    Britain's outward sign of support for France during that crisis no doubt convincing Germany of the necessity of continuing to support Austria-Hungary. 41 Germany's world policy was not solely responsible for making war inevitable. The foreign policy of Russia and Austria-Hungary in the Balkans also contributed to making conflict certain.

  2. Book Review: The Origins of the First World War: Controversies and Consensus (Annika Mombauer, ...

    understanding that does not merely serve a political purpose and his scrupulous use of vast quantities of evidence to build his arguments that so impresses Mombauer. The Fischer controversy irreversibly changed the debate surrounding the origins of the first world war for the better, and Mombauer does little to hide

  1. 1) In what ways are rebellions caused by the rise of new forms of collective ...

    A strong, focused leadership is a key element in causing a revolution and it can certainly be argued that both Lenin and the Bolsheviks in 20th Century Russia and the number of revolutionaries in 18th Century France which included men like Marquis de Lafayette and the priest, Abbe Sieyes.

  2. What encouraged the growth of cities in Australia by 1900? What problems did those ...

    Yet, over seas migration was the most important source of Australian metropolitan population growth, followed closely by natural increase. Rural to urban drift of population was much less important, except during the post gold-rush periods. The demographic variables such as age structure, fertility, mortality, and marriage rates were also of considerable economic, social and political significance, advancing urbanisation.

  1. What generates nationalism and how important a factor is it in modern history

    In this sense, loyalty and devotion are no longer bond to ethnic identity but to the state and nation. Hans Kohn holds that 'Nationalism is a state of mind, in which the supreme loyalty of the individual is felt to be due the nation-state.

  2. WW1 Research Paper - The Actual Impact of Chemical Warfare in World War I

    after much of the protective gear and chemical defenses had been implemented. The book Nuclear Weapons by Eric Croddy describes the impact of mustard gas in the following terms: ?Sulfur and nitrogen mustards are toxic via a number of routes, including the skin, eyes, and upper respiratory tract.

  1. Sir Arthur William Currie - this paper will attempt to prove that Sir Arthur ...

    The Canadian War Museum provides detailed records and archives from the Great War, and elaborates from start the beginning how the story played out. It also gives great insight of individual soldiers and other great people which participated actively in the operations or at home.

  2. History of deaf education and sign language in USA & UK
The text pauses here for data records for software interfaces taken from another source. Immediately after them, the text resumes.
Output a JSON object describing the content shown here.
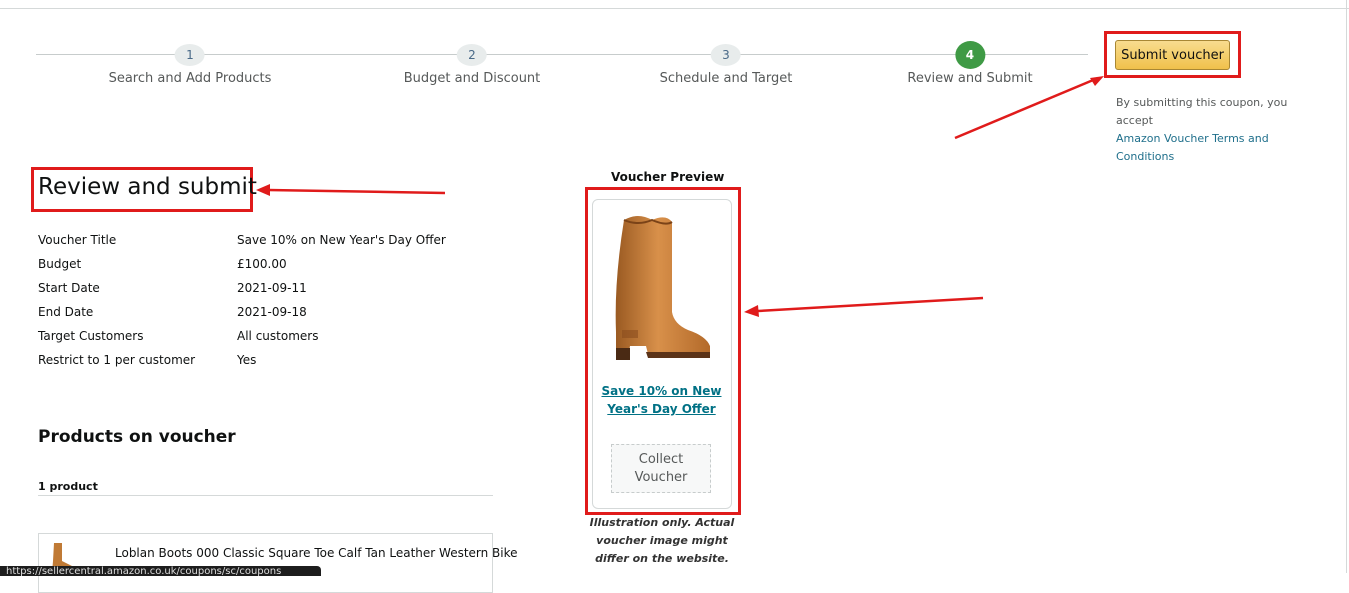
{
  "stepper": {
    "steps": [
      {
        "number": "1",
        "label": "Search and Add Products"
      },
      {
        "number": "2",
        "label": "Budget and Discount"
      },
      {
        "number": "3",
        "label": "Schedule and Target"
      },
      {
        "number": "4",
        "label": "Review and Submit"
      }
    ],
    "active_step": 4
  },
  "submit": {
    "button_label": "Submit voucher",
    "terms_prefix": "By submitting this coupon, you accept",
    "terms_link": "Amazon Voucher Terms and Conditions"
  },
  "page": {
    "title": "Review and submit"
  },
  "details": [
    {
      "label": "Voucher Title",
      "value": "Save 10% on New Year's Day Offer"
    },
    {
      "label": "Budget",
      "value": "£100.00"
    },
    {
      "label": "Start Date",
      "value": "2021-09-11"
    },
    {
      "label": "End Date",
      "value": "2021-09-18"
    },
    {
      "label": "Target Customers",
      "value": "All customers"
    },
    {
      "label": "Restrict to 1 per customer",
      "value": "Yes"
    }
  ],
  "products": {
    "heading": "Products on voucher",
    "count": "1 product",
    "items": [
      {
        "name": "Loblan Boots 000 Classic Square Toe Calf Tan Leather Western Bike"
      }
    ]
  },
  "preview": {
    "heading": "Voucher Preview",
    "voucher_title": "Save 10% on New Year's Day Offer",
    "collect_label": "Collect Voucher",
    "note": "Illustration only. Actual voucher image might differ on the website."
  },
  "status_bar": {
    "text": "https://sellercentral.amazon.co.uk/coupons/sc/coupons"
  },
  "colors": {
    "annotation_red": "#e01b1b",
    "active_step_green": "#3f9a45",
    "button_yellow": "#f0c14b",
    "link_teal": "#007185"
  }
}
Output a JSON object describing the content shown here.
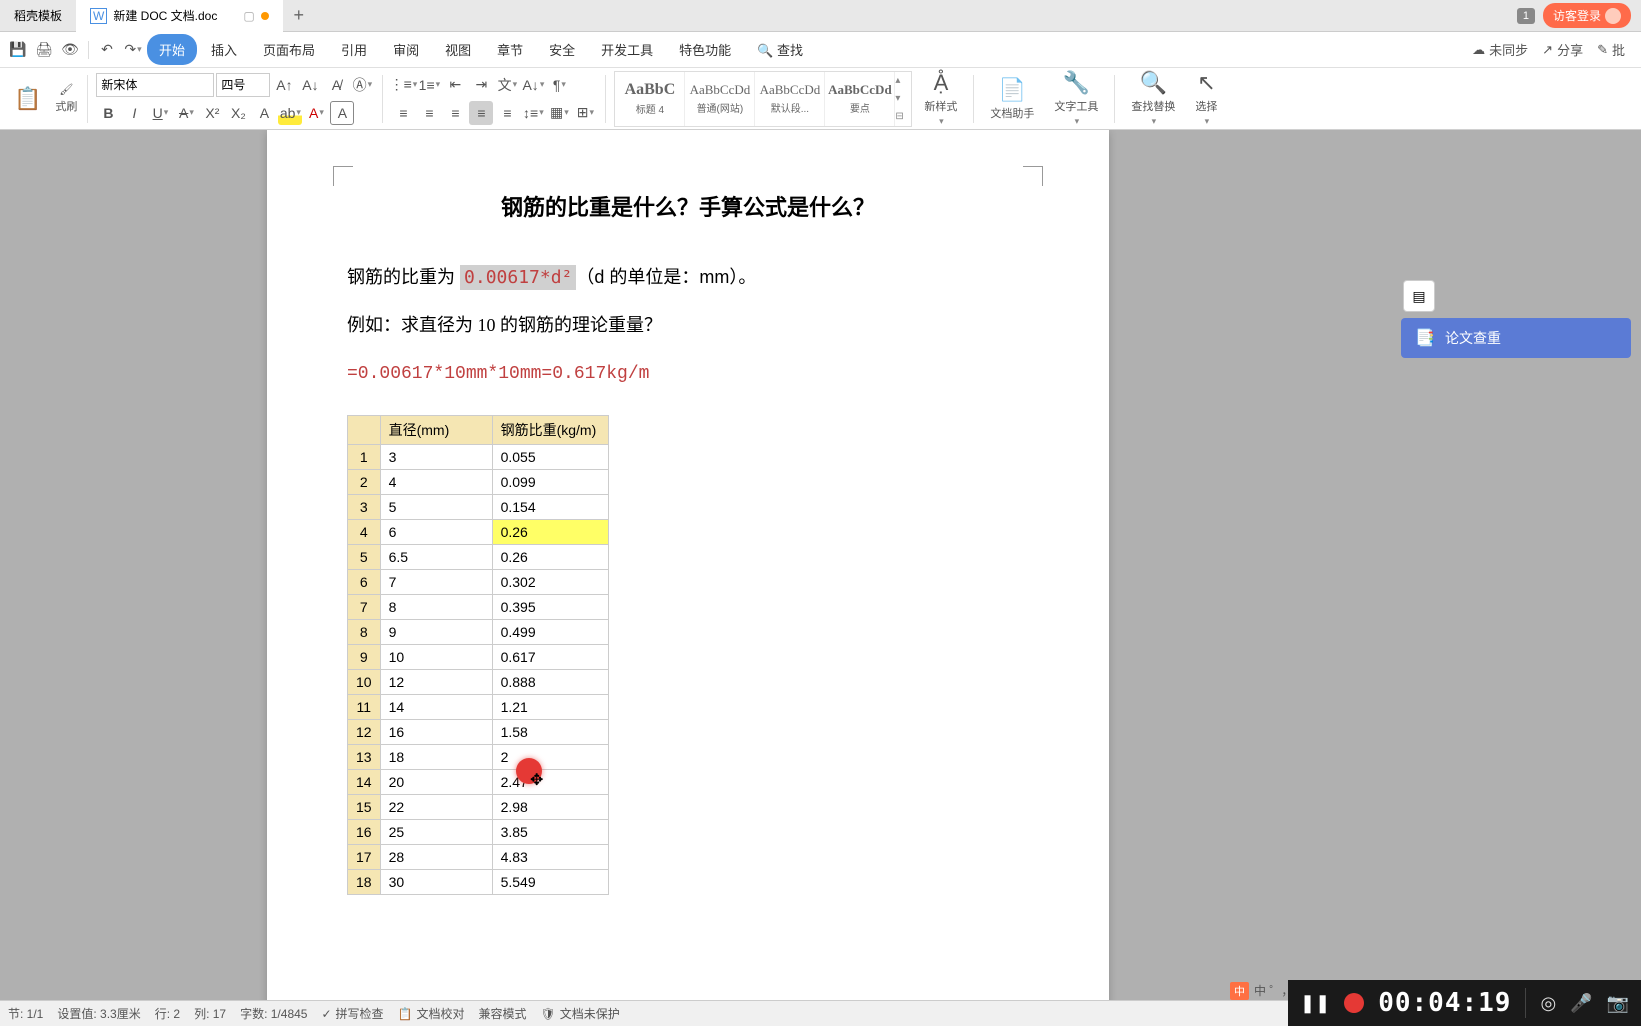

    All the staff at that first Oak Lodge were women and they were all hearing. They never used Sign Language. It is interesting to look at the old records and see what the girls were taught - they learned English, Art, some P.E., a little Maths, but lots of cookery,

  • Over 160,000 pieces
    of student written work
  • Annotated by
    experienced teachers
  • Ideas and feedback to
    improve your own work